▸ TASK TO CARRY OUT: Copy the records below exactly, omitting any pictures they contain.
========
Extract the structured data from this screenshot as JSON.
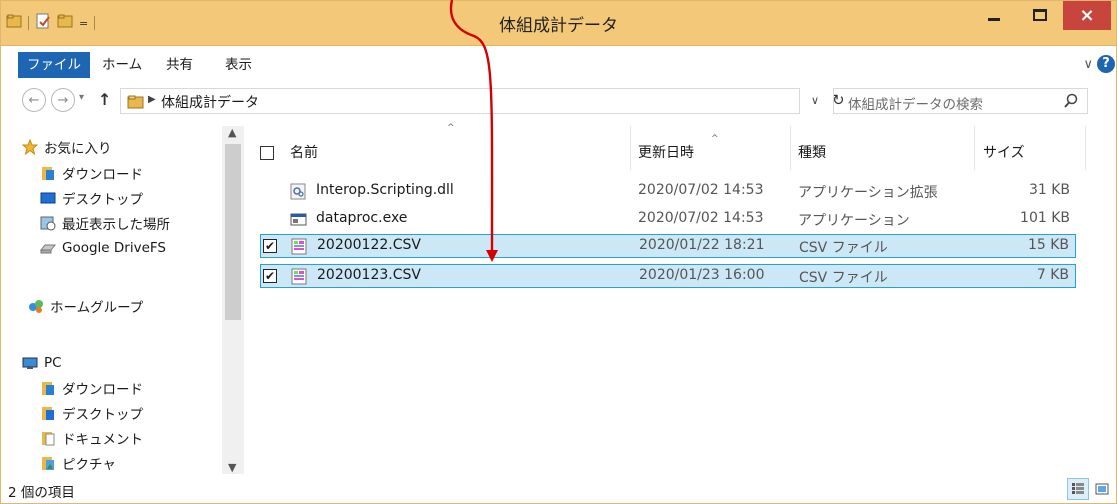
{
  "window": {
    "title": "体組成計データ",
    "qat_drop": "=",
    "close_glyph": "×"
  },
  "ribbon": {
    "tabs": [
      "ファイル",
      "ホーム",
      "共有",
      "表示"
    ],
    "expand_glyph": "∨",
    "help_glyph": "?"
  },
  "address": {
    "back_glyph": "←",
    "forward_glyph": "→",
    "history_glyph": "▾",
    "up_glyph": "↑",
    "arrow_glyph": "▶",
    "path": "体組成計データ",
    "drop_glyph": "∨",
    "refresh_glyph": "↻"
  },
  "search": {
    "placeholder": "体組成計データの検索"
  },
  "nav_scroll": {
    "up": "▲",
    "down": "▼"
  },
  "navigation": {
    "favorites_label": "お気に入り",
    "favorites": [
      "ダウンロード",
      "デスクトップ",
      "最近表示した場所",
      "Google DriveFS"
    ],
    "homegroup_label": "ホームグループ",
    "pc_label": "PC",
    "pc_items": [
      "ダウンロード",
      "デスクトップ",
      "ドキュメント",
      "ピクチャ"
    ]
  },
  "columns": {
    "name": "名前",
    "date": "更新日時",
    "type": "種類",
    "size": "サイズ",
    "sort_glyph": "^"
  },
  "files": [
    {
      "name": "Interop.Scripting.dll",
      "date": "2020/07/02 14:53",
      "type": "アプリケーション拡張",
      "size": "31 KB",
      "icon": "dll-icon",
      "selected": false
    },
    {
      "name": "dataproc.exe",
      "date": "2020/07/02 14:53",
      "type": "アプリケーション",
      "size": "101 KB",
      "icon": "exe-icon",
      "selected": false
    },
    {
      "name": "20200122.CSV",
      "date": "2020/01/22 18:21",
      "type": "CSV ファイル",
      "size": "15 KB",
      "icon": "csv-icon",
      "selected": true
    },
    {
      "name": "20200123.CSV",
      "date": "2020/01/23 16:00",
      "type": "CSV ファイル",
      "size": "7 KB",
      "icon": "csv-icon",
      "selected": true
    }
  ],
  "checkmark": "✔",
  "status": {
    "item_count": "2 個の項目"
  },
  "colors": {
    "titlebar": "#f3c979",
    "file_tab": "#1e65b3",
    "selection_bg": "#cce8f7",
    "selection_border": "#26a0da",
    "close_button": "#c7453c",
    "annotation_arrow": "#d40000"
  }
}
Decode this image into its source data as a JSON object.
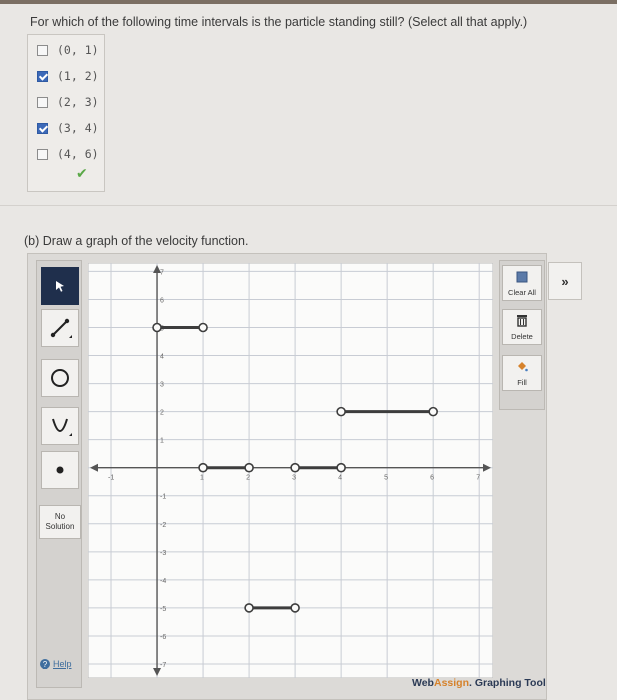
{
  "part_a": {
    "question": "For which of the following time intervals is the particle standing still? (Select all that apply.)",
    "choices": [
      {
        "label": "(0, 1)",
        "checked": false
      },
      {
        "label": "(1, 2)",
        "checked": true
      },
      {
        "label": "(2, 3)",
        "checked": false
      },
      {
        "label": "(3, 4)",
        "checked": true
      },
      {
        "label": "(4, 6)",
        "checked": false
      }
    ],
    "status_icon": "checkmark-icon"
  },
  "part_b": {
    "prompt": "(b) Draw a graph of the velocity function."
  },
  "graph_tool": {
    "left_tools": [
      "pointer-icon",
      "line-tool-icon",
      "circle-tool-icon",
      "parabola-tool-icon",
      "point-tool-icon"
    ],
    "no_solution_line1": "No",
    "no_solution_line2": "Solution",
    "help_label": "Help",
    "right_tools": {
      "clear_all": "Clear All",
      "delete": "Delete",
      "fill": "Fill"
    },
    "expand_label": "»",
    "brand_a": "Web",
    "brand_b": "Assign",
    "brand_c": ". Graphing Tool"
  },
  "chart_data": {
    "type": "line",
    "xlim": [
      -1.5,
      7.3
    ],
    "ylim": [
      -7.5,
      7.3
    ],
    "x_ticks": [
      -1,
      1,
      2,
      3,
      4,
      5,
      6,
      7
    ],
    "y_ticks": [
      7,
      6,
      5,
      4,
      3,
      2,
      1,
      -1,
      -2,
      -3,
      -4,
      -5,
      -6,
      -7
    ],
    "grid": true,
    "segments": [
      {
        "x": [
          0,
          1
        ],
        "y": [
          5,
          5
        ]
      },
      {
        "x": [
          1,
          2
        ],
        "y": [
          0,
          0
        ]
      },
      {
        "x": [
          2,
          3
        ],
        "y": [
          -5,
          -5
        ]
      },
      {
        "x": [
          3,
          4
        ],
        "y": [
          0,
          0
        ]
      },
      {
        "x": [
          4,
          6
        ],
        "y": [
          2,
          2
        ]
      }
    ]
  }
}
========
▸ SOLUTION BELOW:
Extract the structured data from this screenshot as JSON.
{
  "window": {
    "title": "体組成計データ",
    "qat_drop": "=",
    "close_glyph": "×"
  },
  "ribbon": {
    "tabs": [
      "ファイル",
      "ホーム",
      "共有",
      "表示"
    ],
    "expand_glyph": "∨",
    "help_glyph": "?"
  },
  "address": {
    "back_glyph": "←",
    "forward_glyph": "→",
    "history_glyph": "▾",
    "up_glyph": "↑",
    "arrow_glyph": "▶",
    "path": "体組成計データ",
    "drop_glyph": "∨",
    "refresh_glyph": "↻"
  },
  "search": {
    "placeholder": "体組成計データの検索"
  },
  "nav_scroll": {
    "up": "▲",
    "down": "▼"
  },
  "navigation": {
    "favorites_label": "お気に入り",
    "favorites": [
      "ダウンロード",
      "デスクトップ",
      "最近表示した場所",
      "Google DriveFS"
    ],
    "homegroup_label": "ホームグループ",
    "pc_label": "PC",
    "pc_items": [
      "ダウンロード",
      "デスクトップ",
      "ドキュメント",
      "ピクチャ"
    ]
  },
  "columns": {
    "name": "名前",
    "date": "更新日時",
    "type": "種類",
    "size": "サイズ",
    "sort_glyph": "^"
  },
  "files": [
    {
      "name": "Interop.Scripting.dll",
      "date": "2020/07/02 14:53",
      "type": "アプリケーション拡張",
      "size": "31 KB",
      "icon": "dll-icon",
      "selected": false
    },
    {
      "name": "dataproc.exe",
      "date": "2020/07/02 14:53",
      "type": "アプリケーション",
      "size": "101 KB",
      "icon": "exe-icon",
      "selected": false
    },
    {
      "name": "20200122.CSV",
      "date": "2020/01/22 18:21",
      "type": "CSV ファイル",
      "size": "15 KB",
      "icon": "csv-icon",
      "selected": true
    },
    {
      "name": "20200123.CSV",
      "date": "2020/01/23 16:00",
      "type": "CSV ファイル",
      "size": "7 KB",
      "icon": "csv-icon",
      "selected": true
    }
  ],
  "checkmark": "✔",
  "status": {
    "item_count": "2 個の項目"
  },
  "colors": {
    "titlebar": "#f3c979",
    "file_tab": "#1e65b3",
    "selection_bg": "#cce8f7",
    "selection_border": "#26a0da",
    "close_button": "#c7453c",
    "annotation_arrow": "#d40000"
  }
}
Decode this image into its source data as a JSON object.
{
  "part_a": {
    "question": "For which of the following time intervals is the particle standing still? (Select all that apply.)",
    "choices": [
      {
        "label": "(0, 1)",
        "checked": false
      },
      {
        "label": "(1, 2)",
        "checked": true
      },
      {
        "label": "(2, 3)",
        "checked": false
      },
      {
        "label": "(3, 4)",
        "checked": true
      },
      {
        "label": "(4, 6)",
        "checked": false
      }
    ],
    "status_icon": "checkmark-icon"
  },
  "part_b": {
    "prompt": "(b) Draw a graph of the velocity function."
  },
  "graph_tool": {
    "left_tools": [
      "pointer-icon",
      "line-tool-icon",
      "circle-tool-icon",
      "parabola-tool-icon",
      "point-tool-icon"
    ],
    "no_solution_line1": "No",
    "no_solution_line2": "Solution",
    "help_label": "Help",
    "right_tools": {
      "clear_all": "Clear All",
      "delete": "Delete",
      "fill": "Fill"
    },
    "expand_label": "»",
    "brand_a": "Web",
    "brand_b": "Assign",
    "brand_c": ". Graphing Tool"
  },
  "chart_data": {
    "type": "line",
    "xlim": [
      -1.5,
      7.3
    ],
    "ylim": [
      -7.5,
      7.3
    ],
    "x_ticks": [
      -1,
      1,
      2,
      3,
      4,
      5,
      6,
      7
    ],
    "y_ticks": [
      7,
      6,
      5,
      4,
      3,
      2,
      1,
      -1,
      -2,
      -3,
      -4,
      -5,
      -6,
      -7
    ],
    "grid": true,
    "segments": [
      {
        "x": [
          0,
          1
        ],
        "y": [
          5,
          5
        ]
      },
      {
        "x": [
          1,
          2
        ],
        "y": [
          0,
          0
        ]
      },
      {
        "x": [
          2,
          3
        ],
        "y": [
          -5,
          -5
        ]
      },
      {
        "x": [
          3,
          4
        ],
        "y": [
          0,
          0
        ]
      },
      {
        "x": [
          4,
          6
        ],
        "y": [
          2,
          2
        ]
      }
    ]
  }
}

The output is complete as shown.